If the technological outlook is positive, the political outlook is less so. Around the end of this year, the British government is planning to block many (possibly millions) of porn sites that don’t conform to tight regulations. This will be the first heavy-duty regime of Internet censorship in a democratic country, and certainly not the last. If free porn did bring down the rates of sexual violence, could porn blocks reverse this? I suggested so in 2016, in a submission to Ofcom (the UK state media regulator):
To put this simply: the government’s own research suggests that restricting sexual imagery to teenagers may result in a rise in sexual violence among that age group. We call on the government to abandon these plans until strong evidence can be presented that they will not increase harm.
The outlook for legal prostitution is also dark. The FOSTA/SESTA laws that passed this year in the United States led to a crackdown on online escort advertising services, and an almost immediate rise in street prostitution. Unlike in the US, prostitution is legal in the UK; yet British lawmakers are also calling for a ban on online advertising, and a study is underway. Elsewhere in Europe, sexual conservatism is back in fashion, with Sweden, France and Northern Ireland adopting a new, feminist model of prohibition, in which clients rather than sex workers are criminalised.
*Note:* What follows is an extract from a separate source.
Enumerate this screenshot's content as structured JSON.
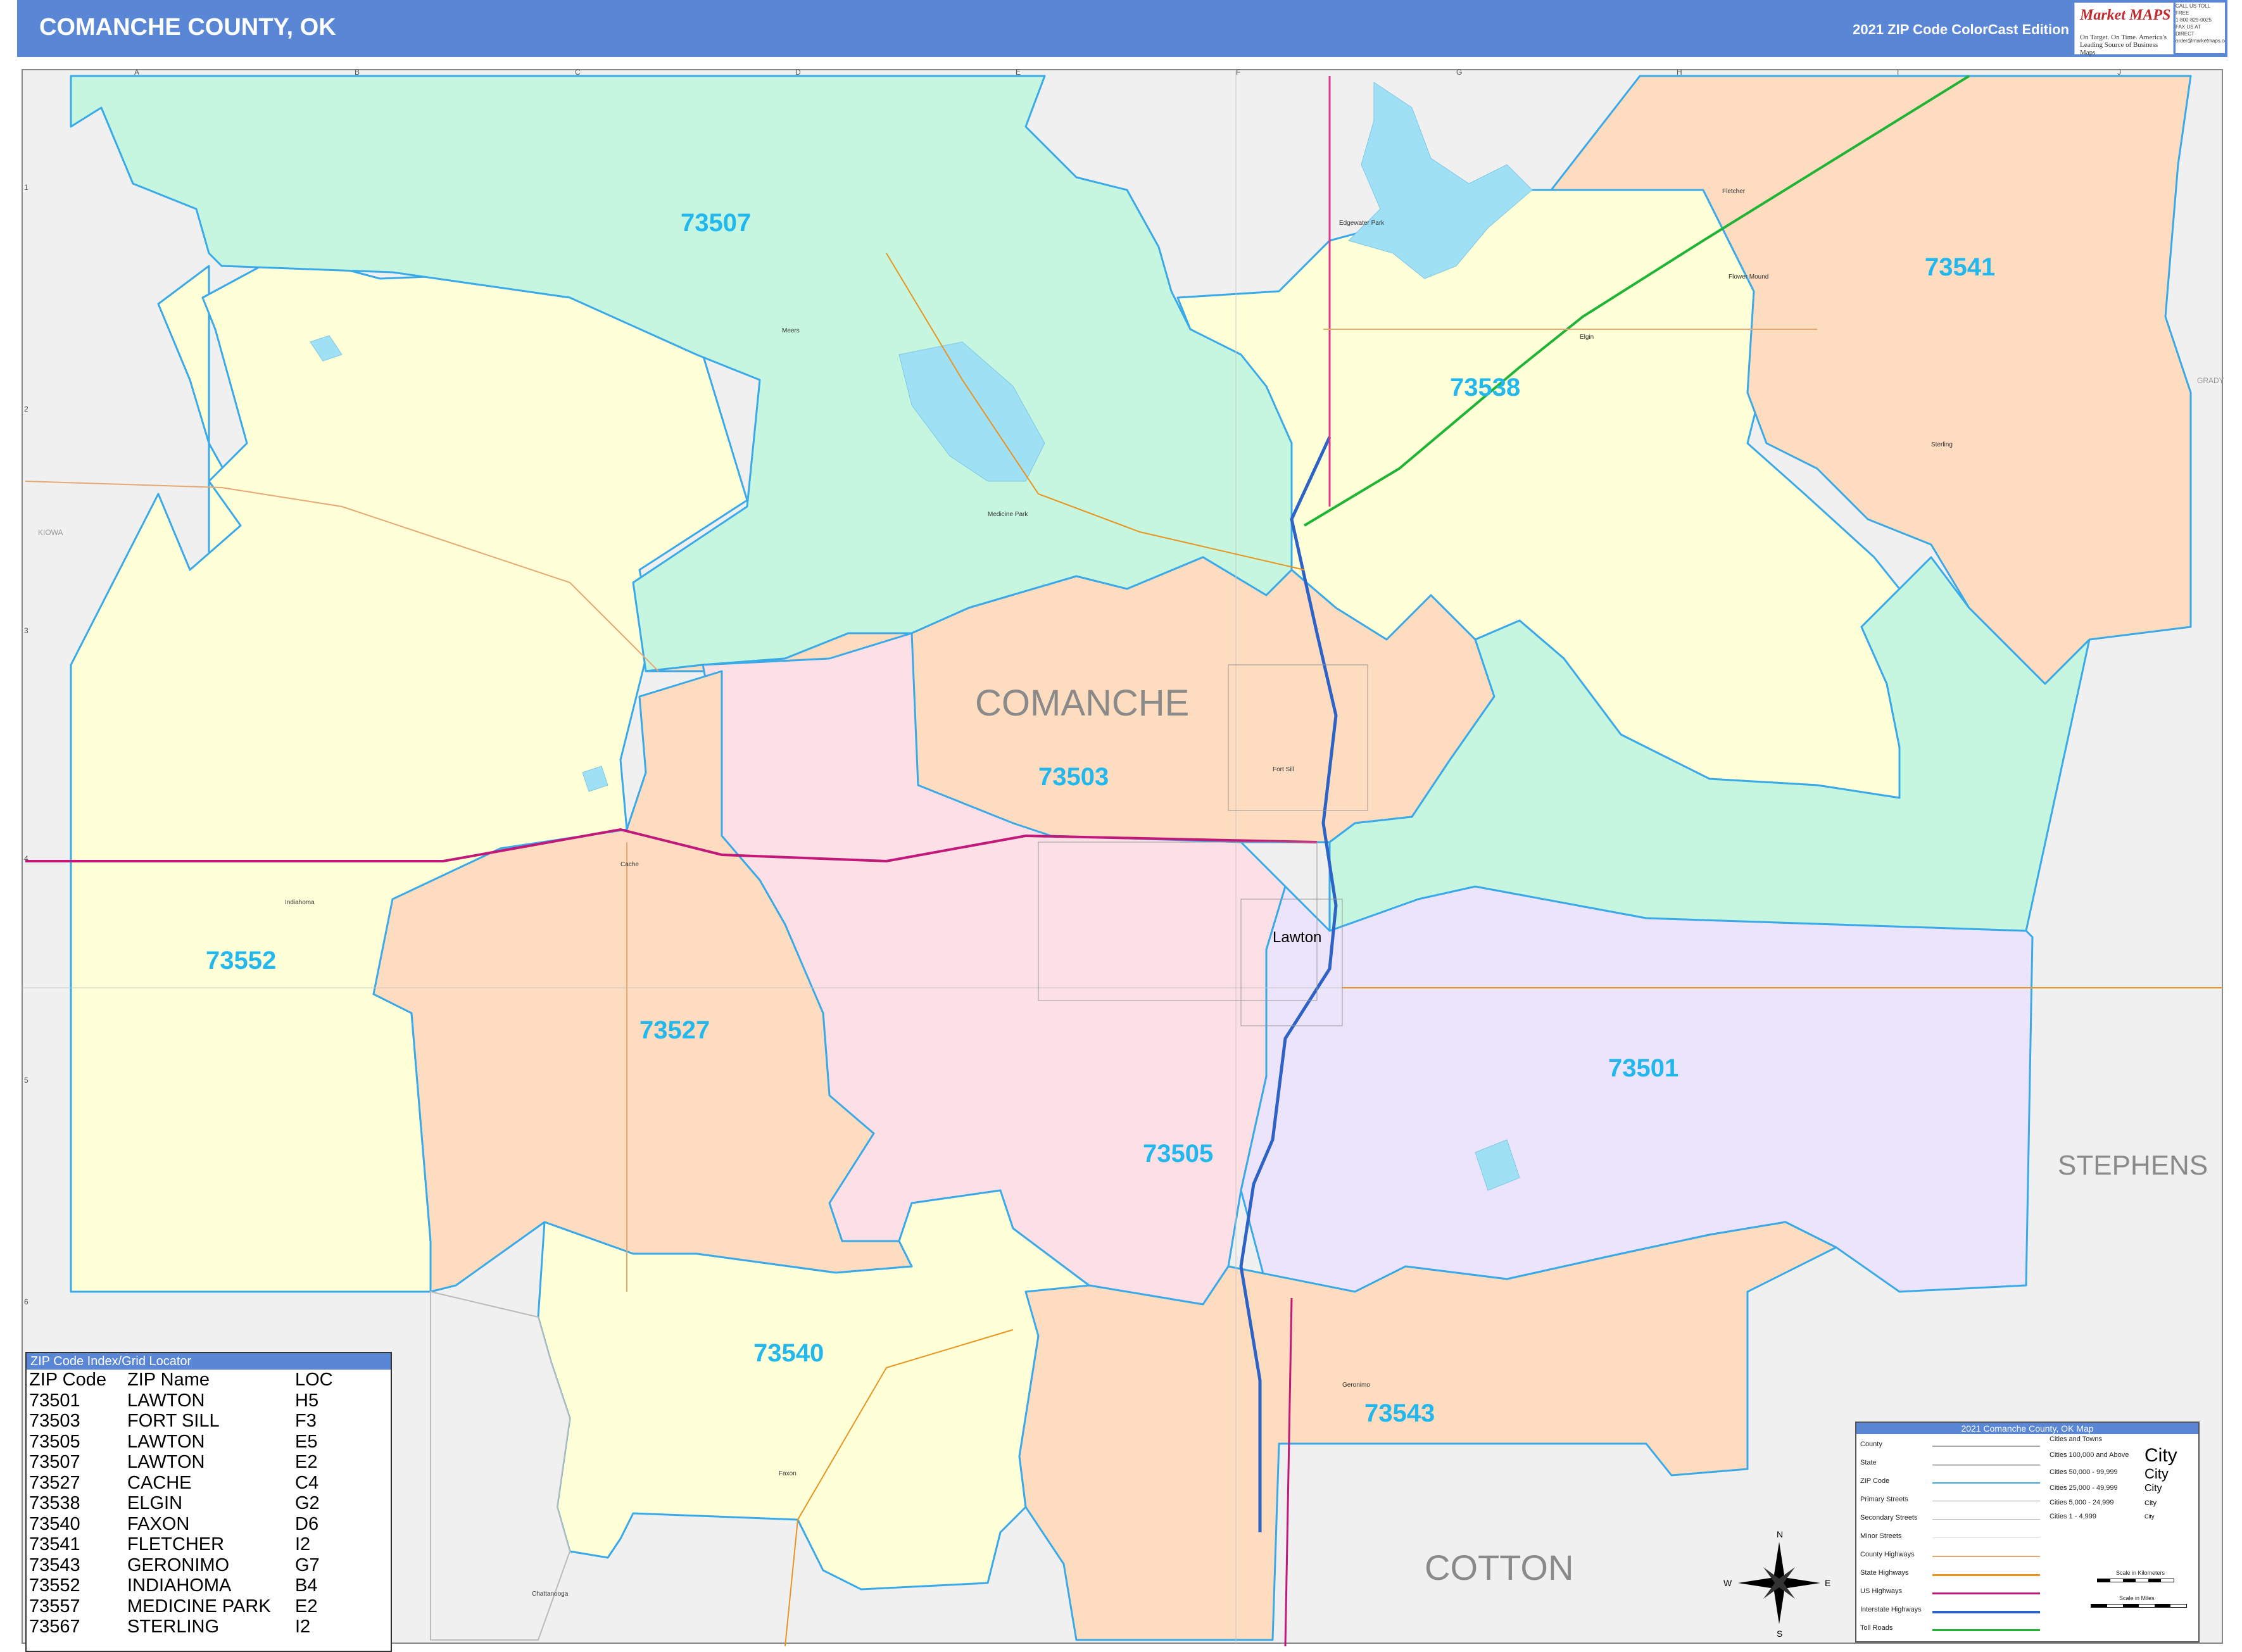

The political shifts towards authoritarianism, nationalism and conservatism means that outlets for single young men are likely to be restricted in the coming years. This is one reason why I campaign so hard for sexual freedom and free speech. We seem to have forgotten the old lesson that liberty is more than just a liberal luxury.